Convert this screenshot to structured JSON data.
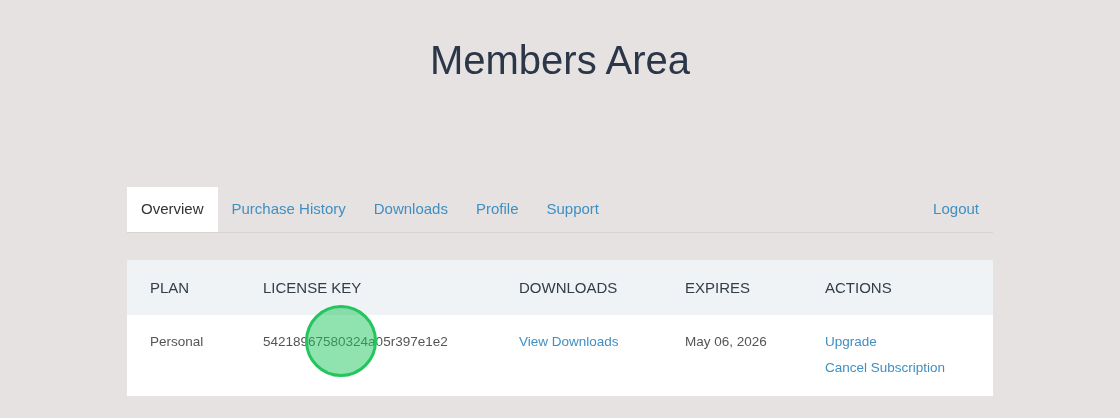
{
  "title": "Members Area",
  "tabs": [
    {
      "label": "Overview",
      "selected": true
    },
    {
      "label": "Purchase History",
      "selected": false
    },
    {
      "label": "Downloads",
      "selected": false
    },
    {
      "label": "Profile",
      "selected": false
    },
    {
      "label": "Support",
      "selected": false
    }
  ],
  "logout": "Logout",
  "table": {
    "columns": [
      "PLAN",
      "LICENSE KEY",
      "DOWNLOADS",
      "EXPIRES",
      "ACTIONS"
    ],
    "rows": [
      {
        "plan": "Personal",
        "license_key": "54218967580324a05r397e1e2",
        "downloads": "View Downloads",
        "expires": "May 06, 2026",
        "actions": [
          "Upgrade",
          "Cancel Subscription"
        ]
      }
    ]
  }
}
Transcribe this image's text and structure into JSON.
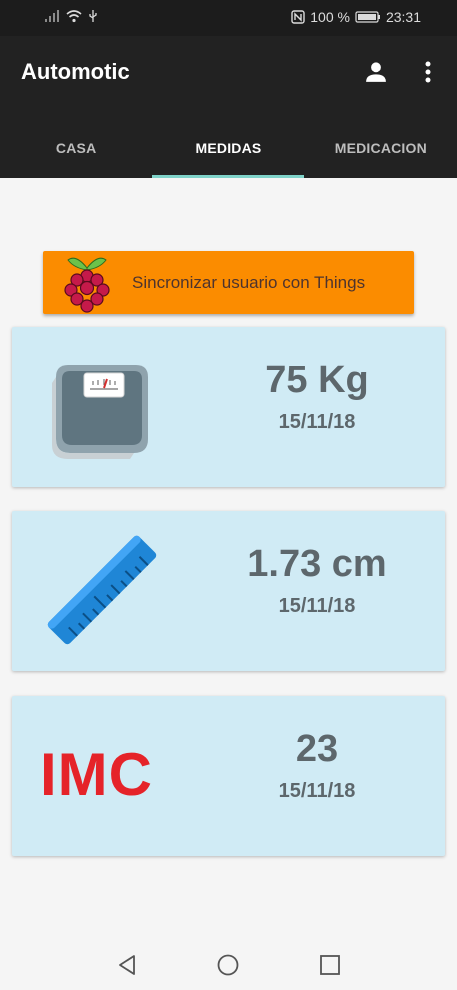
{
  "status_bar": {
    "battery": "100 %",
    "time": "23:31"
  },
  "app_bar": {
    "title": "Automotic",
    "icons": [
      "account-icon",
      "more-vert-icon"
    ]
  },
  "tabs": [
    {
      "label": "CASA",
      "active": false
    },
    {
      "label": "MEDIDAS",
      "active": true
    },
    {
      "label": "MEDICACION",
      "active": false
    }
  ],
  "sync": {
    "label": "Sincronizar usuario con Things",
    "icon": "raspberry-pi-icon"
  },
  "cards": [
    {
      "icon": "scale-icon",
      "value": "75 Kg",
      "date": "15/11/18"
    },
    {
      "icon": "ruler-icon",
      "value": "1.73 cm",
      "date": "15/11/18"
    },
    {
      "icon": "imc-label",
      "label": "IMC",
      "value": "23",
      "date": "15/11/18"
    }
  ],
  "colors": {
    "app_bar": "#222222",
    "tab_indicator": "#7fd3c9",
    "sync_button": "#fb8c00",
    "card_background": "#d0ebf5",
    "value_text": "#5d676c",
    "imc_red": "#e52329"
  },
  "nav_bar": [
    "back-icon",
    "home-icon",
    "recents-icon"
  ]
}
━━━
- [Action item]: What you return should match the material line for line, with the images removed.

- [Result for this task]:
Convert this screenshot to structured JSON data.
{
  "title": "Members Area",
  "tabs": [
    {
      "label": "Overview",
      "selected": true
    },
    {
      "label": "Purchase History",
      "selected": false
    },
    {
      "label": "Downloads",
      "selected": false
    },
    {
      "label": "Profile",
      "selected": false
    },
    {
      "label": "Support",
      "selected": false
    }
  ],
  "logout": "Logout",
  "table": {
    "columns": [
      "PLAN",
      "LICENSE KEY",
      "DOWNLOADS",
      "EXPIRES",
      "ACTIONS"
    ],
    "rows": [
      {
        "plan": "Personal",
        "license_key": "54218967580324a05r397e1e2",
        "downloads": "View Downloads",
        "expires": "May 06, 2026",
        "actions": [
          "Upgrade",
          "Cancel Subscription"
        ]
      }
    ]
  }
}
Transcribe this image's text and structure into JSON.
{
  "status_bar": {
    "battery": "100 %",
    "time": "23:31"
  },
  "app_bar": {
    "title": "Automotic",
    "icons": [
      "account-icon",
      "more-vert-icon"
    ]
  },
  "tabs": [
    {
      "label": "CASA",
      "active": false
    },
    {
      "label": "MEDIDAS",
      "active": true
    },
    {
      "label": "MEDICACION",
      "active": false
    }
  ],
  "sync": {
    "label": "Sincronizar usuario con Things",
    "icon": "raspberry-pi-icon"
  },
  "cards": [
    {
      "icon": "scale-icon",
      "value": "75 Kg",
      "date": "15/11/18"
    },
    {
      "icon": "ruler-icon",
      "value": "1.73 cm",
      "date": "15/11/18"
    },
    {
      "icon": "imc-label",
      "label": "IMC",
      "value": "23",
      "date": "15/11/18"
    }
  ],
  "colors": {
    "app_bar": "#222222",
    "tab_indicator": "#7fd3c9",
    "sync_button": "#fb8c00",
    "card_background": "#d0ebf5",
    "value_text": "#5d676c",
    "imc_red": "#e52329"
  },
  "nav_bar": [
    "back-icon",
    "home-icon",
    "recents-icon"
  ]
}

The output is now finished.